The Circuit held that prior to the admission of such expert testimony, the trial court must conduct an in limine hearing to determine the helpfulness of the expert testimony. Id. Downing set forth three factors which must be considered to determine relevancy under Rule 702. The court must balance two of the factors:
(1) the reliability of the scientific principles upon which the expert testimony rests, hence the potential of the testimony to aid the jury in reaching an accurate resolution of a disputed issue; and (2) the likelihood that introduction of the testimony may in some way overwhelm or mislead the jury.
Id. ; see also Stevens, 935 F.2d at 1397; Hines v. Consolidated Rail Corp., 926 F.2d 262, 273 (3d Cir. 1991); Sebetich, 776 F.2d at 419.
In addition, the court must consider "whether expert testimony proffered in the case is sufficiently tied to the facts of the case that it will aid the jury in resolving a factual dispute." Downing, 753 F.2d at 1242. The admission of expert testimony "depends upon the 'fit,' i.e., upon a specific proffer showing that scientific research has established that particular features of the eyewitness identifications involved may have impaired the accuracy of those identifications." Id. at 1226; see also Stevens, 935 F.2d at 1397; Hines, 926 F.2d at 273.
With respect to the first factor, the reliability of expert testimony, Downing addressed the foundational requirements for the admission of scientific testimony on novel issues of scientific expertise. The Circuit recognized two lines of case law: (1) the predominant view is the standard set forth in Frye v. United States, 293 Fed. 1013 (D.C. Cir. 1923); under Frye, the reliability of scientific testimony is determined by whether the scientific principle is generally accepted in its field; and (2) the minority view is a less stringent approach; under this approach, the relevance of scientific testimony is determined by applying a Rule 403 balancing test under which the novelty of the scientific principle bears on the weight of the evidence. Downing, 753 F.2d at 1233.

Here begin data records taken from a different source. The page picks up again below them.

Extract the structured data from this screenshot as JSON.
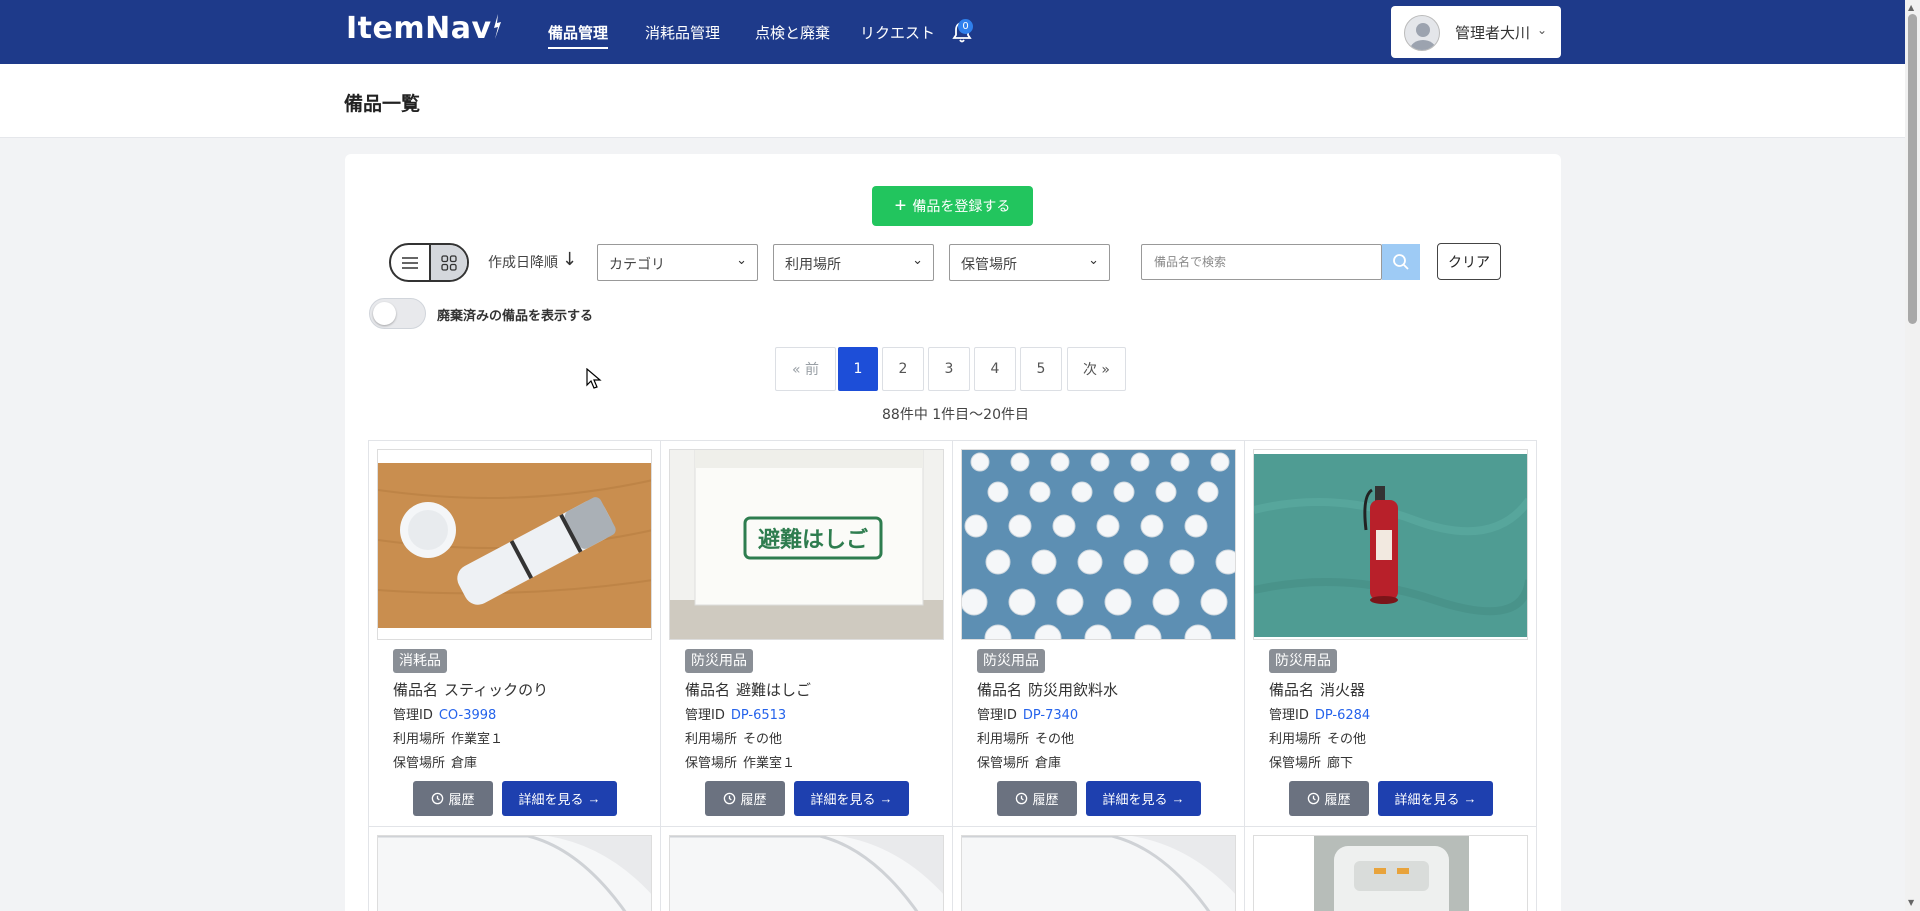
{
  "header": {
    "logo": "ItemNav",
    "nav": [
      "備品管理",
      "消耗品管理",
      "点検と廃棄",
      "リクエスト"
    ],
    "notification_count": "0",
    "user_name": "管理者大川"
  },
  "page": {
    "title": "備品一覧"
  },
  "toolbar": {
    "add_button": "備品を登録する",
    "sort_label": "作成日降順",
    "filters": [
      "カテゴリ",
      "利用場所",
      "保管場所"
    ],
    "search_placeholder": "備品名で検索",
    "clear_button": "クリア",
    "show_disposed_label": "廃棄済みの備品を表示する"
  },
  "pagination": {
    "prev": "« 前",
    "pages": [
      "1",
      "2",
      "3",
      "4",
      "5"
    ],
    "next": "次 »",
    "current": "1",
    "summary": "88件中 1件目～20件目"
  },
  "labels": {
    "name": "備品名",
    "id": "管理ID",
    "use_location": "利用場所",
    "storage_location": "保管場所",
    "history_button": "履歴",
    "detail_button": "詳細を見る"
  },
  "items": [
    {
      "category": "消耗品",
      "name": "スティックのり",
      "id": "CO-3998",
      "use_location": "作業室１",
      "storage_location": "倉庫"
    },
    {
      "category": "防災用品",
      "name": "避難はしご",
      "id": "DP-6513",
      "use_location": "その他",
      "storage_location": "作業室１"
    },
    {
      "category": "防災用品",
      "name": "防災用飲料水",
      "id": "DP-7340",
      "use_location": "その他",
      "storage_location": "倉庫"
    },
    {
      "category": "防災用品",
      "name": "消火器",
      "id": "DP-6284",
      "use_location": "その他",
      "storage_location": "廊下"
    }
  ],
  "image_text": {
    "ladder_box": "避難はしご"
  }
}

After a review of the advantages and disadvantages of Frye, the Circuit rejected the general acceptance standard. Id. at 1233-1237. The Downing court reasoned:
The [Frye ] test has proved to be too malleable to provide the method for orderly and uniform decision-making envisioned by some of its proponents. Moreover, in its pristine form the general acceptance standard reflects a conservative approach to the admissibility of scientific evidence that is at odds with the spirit, if not the precise language, of the Federal Rules of Evidence.
Id. at 1237. The Court held "a particular degree of acceptance of scientific technique within the scientific community is neither a necessary nor a sufficient condition for admissibility; it is, however, one factor that a district court normally should consider in deciding whether to admit evidence based upon the technique." Id.